Recently, the Toronto Regional Real Estate Board’s CEO, John DiMichele, made an historic announcement that is unfortunately mostly fluff with no substance. The article reads like 90 per cent of tech industry announcements – faster, easier, cheaper.
So what? The writer of the article was attempting to speak about things to which they have demonstrated no understanding. It also reads like classic tech-vapourware.
The MLS isn’t so much broken as it is ancient. It’s not 20-year-old technology as DiMichele said. It’s based on 1990s technology – 30 to 35-years-old. Would you want to be using a mobile phone that’s even five-years-old?
There are clues in the article, however. Setting aside the nepotistic old-boy network of hands in each other’s pockets (Teranet, Stratus, TRREB), blockchain is a game changer. Embracing this technology is essential for TRREB and its ilk to survive in the next 10 years. Making dismissive comments like “if it ain’t broke don’t fix it” are the same phrases uttered by long-dead entities that manufactured typewriters, slide rules, VHS, optical media and countless other obsolete technologies. Even Netscape Lotus 1-2-3 and WordPerfect, which each owned majority share in their respective markets, are just more gravestones adorning the tech info-highway.
DiMichele should have said that blockchain will do for any type of asset what the original Internet protocol (TCP/IP) did for information exchange. Blockchain will redefine how real assets (actually any asset – a painting, vehicle, single song, movie) are protected and exchanged.

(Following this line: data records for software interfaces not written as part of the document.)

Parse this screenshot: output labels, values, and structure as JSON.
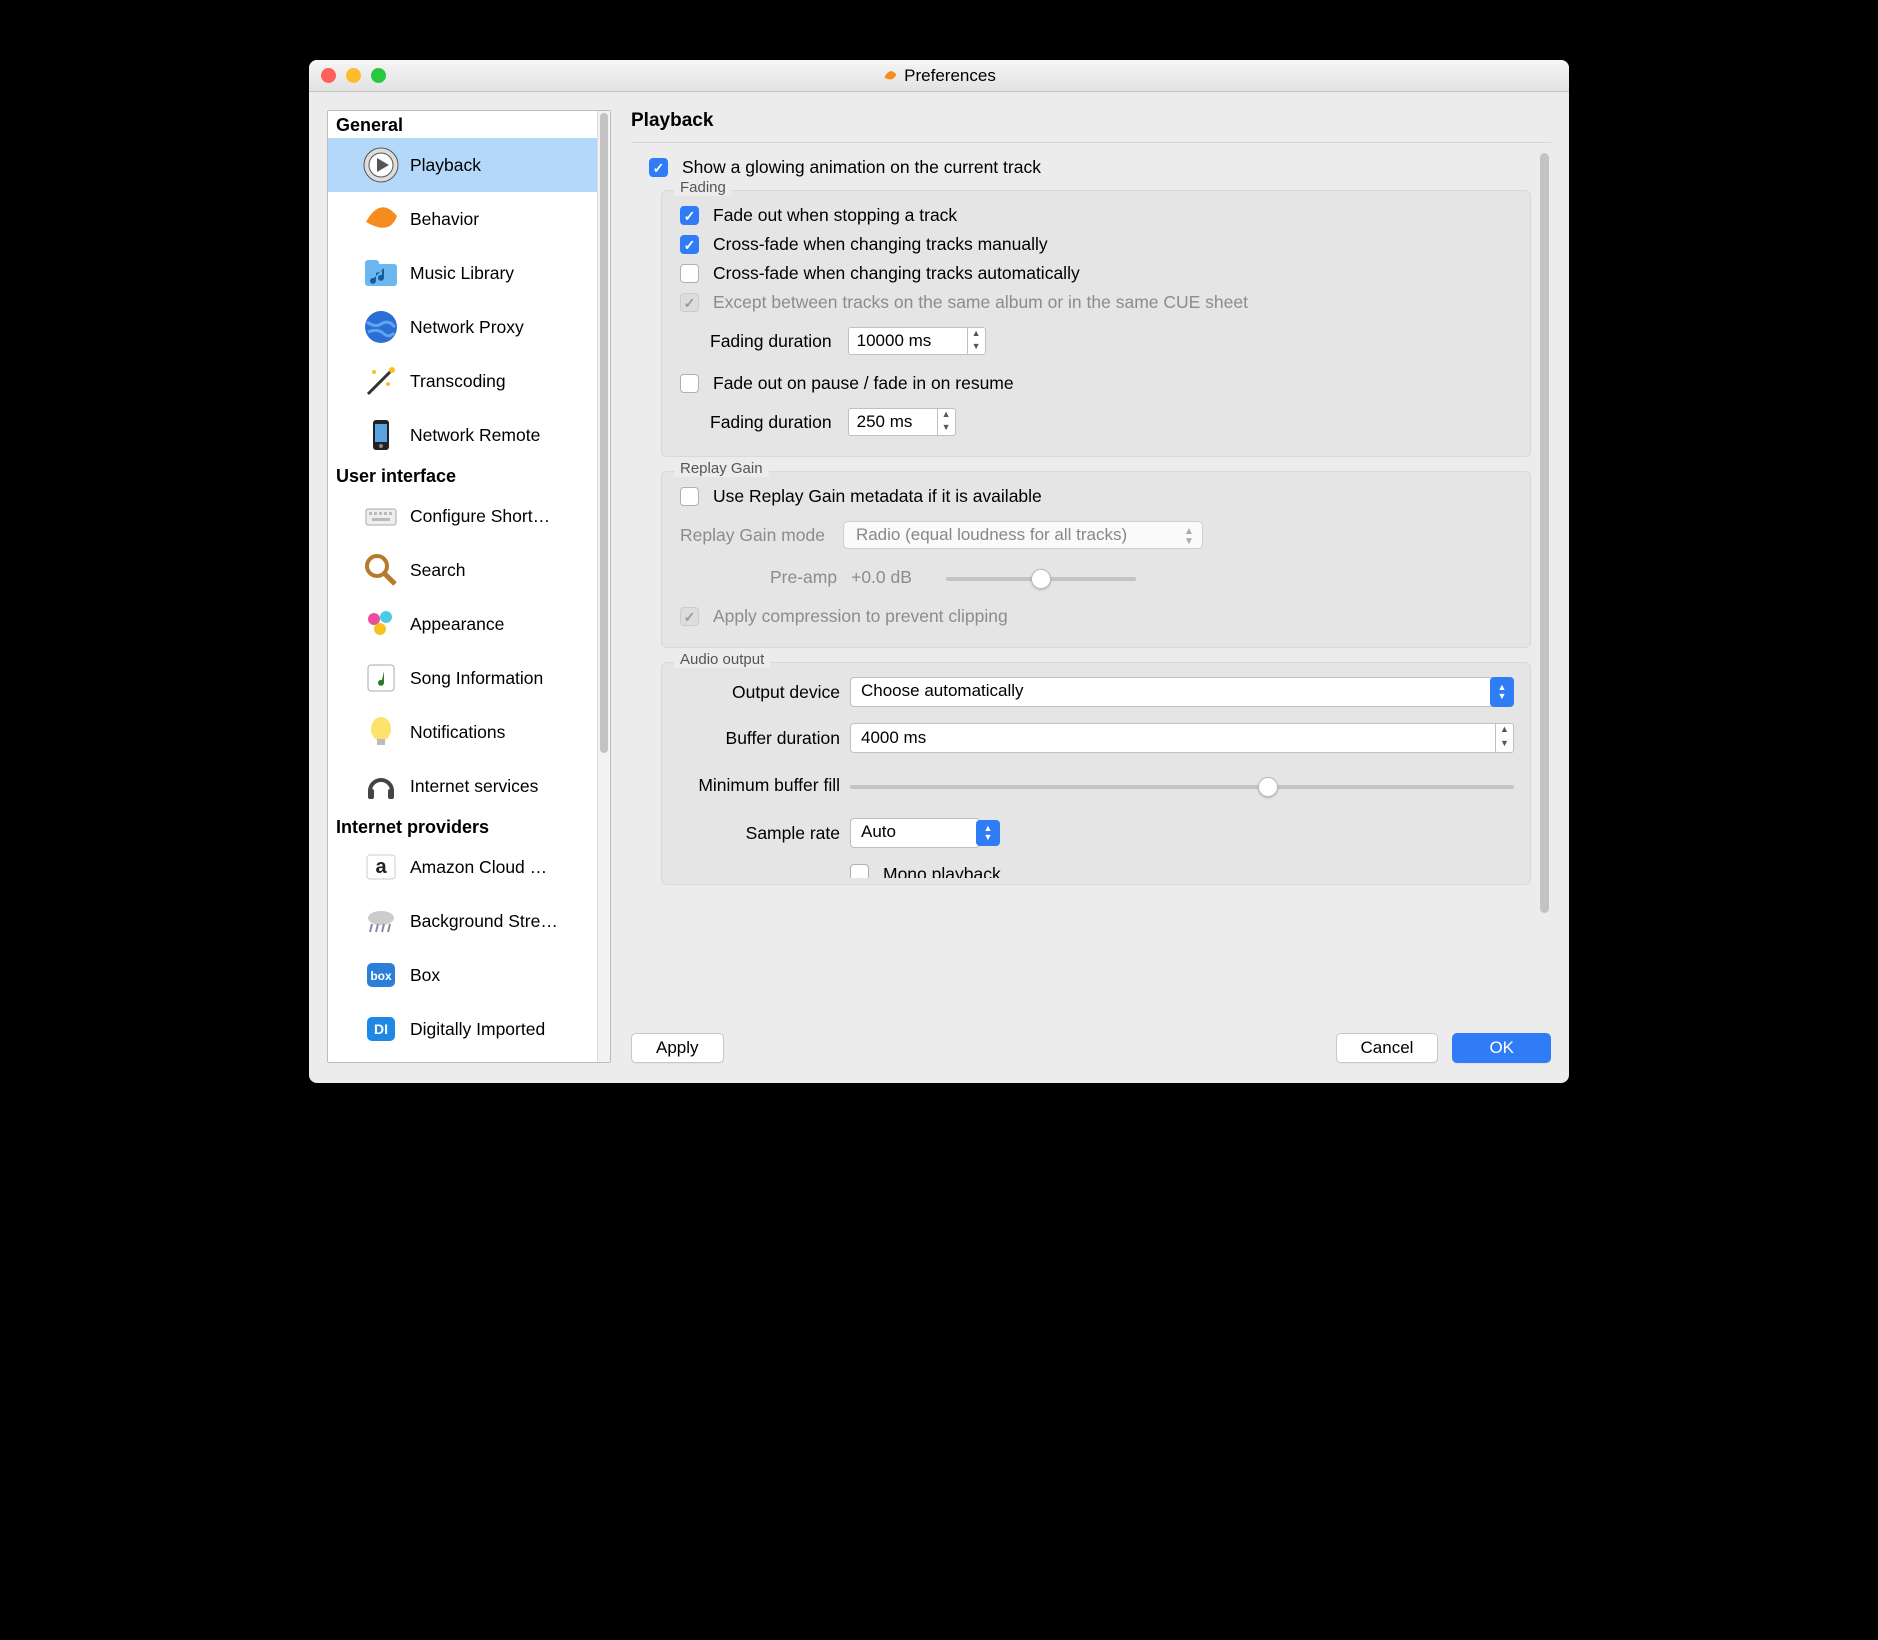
{
  "window": {
    "title": "Preferences"
  },
  "sidebar": {
    "cats": [
      {
        "name": "General",
        "items": [
          {
            "label": "Playback",
            "selected": true
          },
          {
            "label": "Behavior"
          },
          {
            "label": "Music Library"
          },
          {
            "label": "Network Proxy"
          },
          {
            "label": "Transcoding"
          },
          {
            "label": "Network Remote"
          }
        ]
      },
      {
        "name": "User interface",
        "items": [
          {
            "label": "Configure Short…"
          },
          {
            "label": "Search"
          },
          {
            "label": "Appearance"
          },
          {
            "label": "Song Information"
          },
          {
            "label": "Notifications"
          },
          {
            "label": "Internet services"
          }
        ]
      },
      {
        "name": "Internet providers",
        "items": [
          {
            "label": "Amazon Cloud …"
          },
          {
            "label": "Background Stre…"
          },
          {
            "label": "Box"
          },
          {
            "label": "Digitally Imported"
          }
        ]
      }
    ]
  },
  "main": {
    "title": "Playback",
    "glow": {
      "label": "Show a glowing animation on the current track",
      "checked": true
    },
    "fading": {
      "legend": "Fading",
      "stop": {
        "label": "Fade out when stopping a track",
        "checked": true
      },
      "man": {
        "label": "Cross-fade when changing tracks manually",
        "checked": true
      },
      "auto": {
        "label": "Cross-fade when changing tracks automatically",
        "checked": false
      },
      "except": {
        "label": "Except between tracks on the same album or in the same CUE sheet",
        "checked": true,
        "disabled": true
      },
      "dur1": {
        "label": "Fading duration",
        "value": "10000 ms"
      },
      "pause": {
        "label": "Fade out on pause / fade in on resume",
        "checked": false
      },
      "dur2": {
        "label": "Fading duration",
        "value": "250 ms"
      }
    },
    "replay": {
      "legend": "Replay Gain",
      "use": {
        "label": "Use Replay Gain metadata if it is available",
        "checked": false
      },
      "mode": {
        "label": "Replay Gain mode",
        "value": "Radio (equal loudness for all tracks)"
      },
      "preamp": {
        "label": "Pre-amp",
        "value": "+0.0 dB"
      },
      "slider_pos": 0.5,
      "comp": {
        "label": "Apply compression to prevent clipping",
        "checked": true,
        "disabled": true
      }
    },
    "audio": {
      "legend": "Audio output",
      "device": {
        "label": "Output device",
        "value": "Choose automatically"
      },
      "buffer": {
        "label": "Buffer duration",
        "value": "4000 ms"
      },
      "minfill": {
        "label": "Minimum buffer fill",
        "slider_pos": 0.63
      },
      "sample": {
        "label": "Sample rate",
        "value": "Auto"
      },
      "mono": {
        "label": "Mono playback",
        "checked": false
      }
    }
  },
  "buttons": {
    "apply": "Apply",
    "cancel": "Cancel",
    "ok": "OK"
  }
}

It will significantly reduce the need for the many people currently involved in each real estate transaction who are mostly there for a single purpose … to provide a “trusted” environment for the exchange and financing of items of value.
But blockchain is a “peer-to-peer” technology, meaning it’s intended to connect buyers directly with sellers. If so, perhaps TRREB might survive the technology sea change by morphing its MLS into a Zillow-like service (Zillow announced it was converting to blockchain in September 2018) but where does that leave Realtors? What will be the Realtor’s role in this peer-to-peer service? Such a service will particularly impact insurance and especially mortgage agents who may find themselves without a purpose at all. Real estate lawyers may well be in a better position to exploit the benefits of blockchain than Realtors.

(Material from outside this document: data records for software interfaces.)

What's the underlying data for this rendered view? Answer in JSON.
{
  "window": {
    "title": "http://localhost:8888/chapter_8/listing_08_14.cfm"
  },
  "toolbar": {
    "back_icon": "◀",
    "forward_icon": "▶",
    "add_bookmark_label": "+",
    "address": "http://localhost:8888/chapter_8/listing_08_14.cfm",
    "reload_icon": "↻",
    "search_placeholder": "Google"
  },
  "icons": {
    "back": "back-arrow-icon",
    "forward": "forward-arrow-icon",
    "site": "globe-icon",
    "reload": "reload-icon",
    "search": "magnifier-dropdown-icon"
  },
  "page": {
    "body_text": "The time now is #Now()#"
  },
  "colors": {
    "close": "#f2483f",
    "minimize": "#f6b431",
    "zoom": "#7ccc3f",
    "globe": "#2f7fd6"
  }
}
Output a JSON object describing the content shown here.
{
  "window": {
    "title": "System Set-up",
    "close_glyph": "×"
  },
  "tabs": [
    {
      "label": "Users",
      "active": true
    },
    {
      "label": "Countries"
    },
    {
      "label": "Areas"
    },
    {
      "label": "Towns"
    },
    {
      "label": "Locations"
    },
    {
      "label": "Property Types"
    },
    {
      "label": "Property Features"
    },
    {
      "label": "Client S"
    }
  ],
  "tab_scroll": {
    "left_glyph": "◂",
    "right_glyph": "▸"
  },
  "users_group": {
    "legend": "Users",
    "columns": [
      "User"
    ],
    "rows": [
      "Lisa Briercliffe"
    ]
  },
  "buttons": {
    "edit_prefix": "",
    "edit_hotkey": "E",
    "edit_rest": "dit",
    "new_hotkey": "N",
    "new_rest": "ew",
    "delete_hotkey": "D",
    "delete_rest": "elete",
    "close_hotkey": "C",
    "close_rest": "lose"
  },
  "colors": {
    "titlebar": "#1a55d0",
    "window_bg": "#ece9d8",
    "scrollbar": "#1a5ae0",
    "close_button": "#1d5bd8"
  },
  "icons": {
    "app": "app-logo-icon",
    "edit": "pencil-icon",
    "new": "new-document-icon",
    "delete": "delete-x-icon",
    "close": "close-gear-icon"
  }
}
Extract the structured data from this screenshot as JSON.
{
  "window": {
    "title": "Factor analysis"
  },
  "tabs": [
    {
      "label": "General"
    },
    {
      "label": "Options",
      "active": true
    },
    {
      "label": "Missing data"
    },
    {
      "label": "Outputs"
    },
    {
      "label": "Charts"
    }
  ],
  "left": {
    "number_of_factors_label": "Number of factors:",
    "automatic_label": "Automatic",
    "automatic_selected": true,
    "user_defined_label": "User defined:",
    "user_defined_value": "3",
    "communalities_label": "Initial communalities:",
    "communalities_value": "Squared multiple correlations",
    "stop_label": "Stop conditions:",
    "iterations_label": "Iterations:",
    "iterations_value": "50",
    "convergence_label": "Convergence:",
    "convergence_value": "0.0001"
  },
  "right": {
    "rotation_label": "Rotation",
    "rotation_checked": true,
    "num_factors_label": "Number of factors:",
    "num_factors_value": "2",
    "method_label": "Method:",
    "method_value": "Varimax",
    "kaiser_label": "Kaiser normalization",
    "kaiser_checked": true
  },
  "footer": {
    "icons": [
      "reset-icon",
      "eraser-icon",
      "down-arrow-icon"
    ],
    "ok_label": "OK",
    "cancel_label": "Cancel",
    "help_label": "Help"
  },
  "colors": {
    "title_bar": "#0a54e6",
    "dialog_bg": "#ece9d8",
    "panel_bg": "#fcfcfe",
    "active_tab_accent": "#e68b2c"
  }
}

With the dramatic multi-million-dollar loss of TRREB’s legal battle against the Competition Bureau, TRREB is slowly being forced to relinquish its hold on real estate data and information. Many Realtors are simply gatekeepers of MLS information today. What will the artificial intelligence capability of this system be? Will it replace these gatekeepers? (That’s a rhetorical question).
Many other questions abound about what TRREB thinks its own future role will be. DiMichele seems to suggest that TRREB is somehow going to be a market leader in providing this technology and related services to other entities. TRREB’s track record hardly supports such a vision. Teranet, despite its uncharacteristic control of “parcel fabric” data is still only a provincial corporation. Is this triumvirate capable of taking on mega-corporations who have all expressed keen interest in real estate transactions including Microsoft, Google, Zillow and Bell? Even individual brokerage companies like Cushman & Wakefield and Royal LePage are developing and building their own proptech (property technology) capabilities.
Working with the land registry offices to migrate all real estate assets to blockchain is absolutely essential. It appears Teranet and TRREB are attempting to preserve their “middleman” status in this process but what true value-add are they bringing to the table that the government and mega-I.T. companies can’t do a hundred times better?
There are many more questions like these. DiMichele answered none of them. TRREB is supposed to be a not-for-profit association dedicated to representing the best interests of its members. I don’t see that protection of member interests today, and I have no reason to believe that the leadership that TRREB so desperately needs will evolve in time to steer the ship into the technology tsunami heading our collective way and through it into a bright future of blue skies and clear sailing.
Chris Seepe spent 35+ years in I.T. before entering commercial real estate a decade ago. He’s a published writer and author of two books on “landlording,” course instructor, president of the Landlords Association of Durham, and a commercial real estate broker of record at Aztech Realty in Toronto, specializing in income-generating and multi-residential investment properties. Call (416) 525-1558, or send him an email.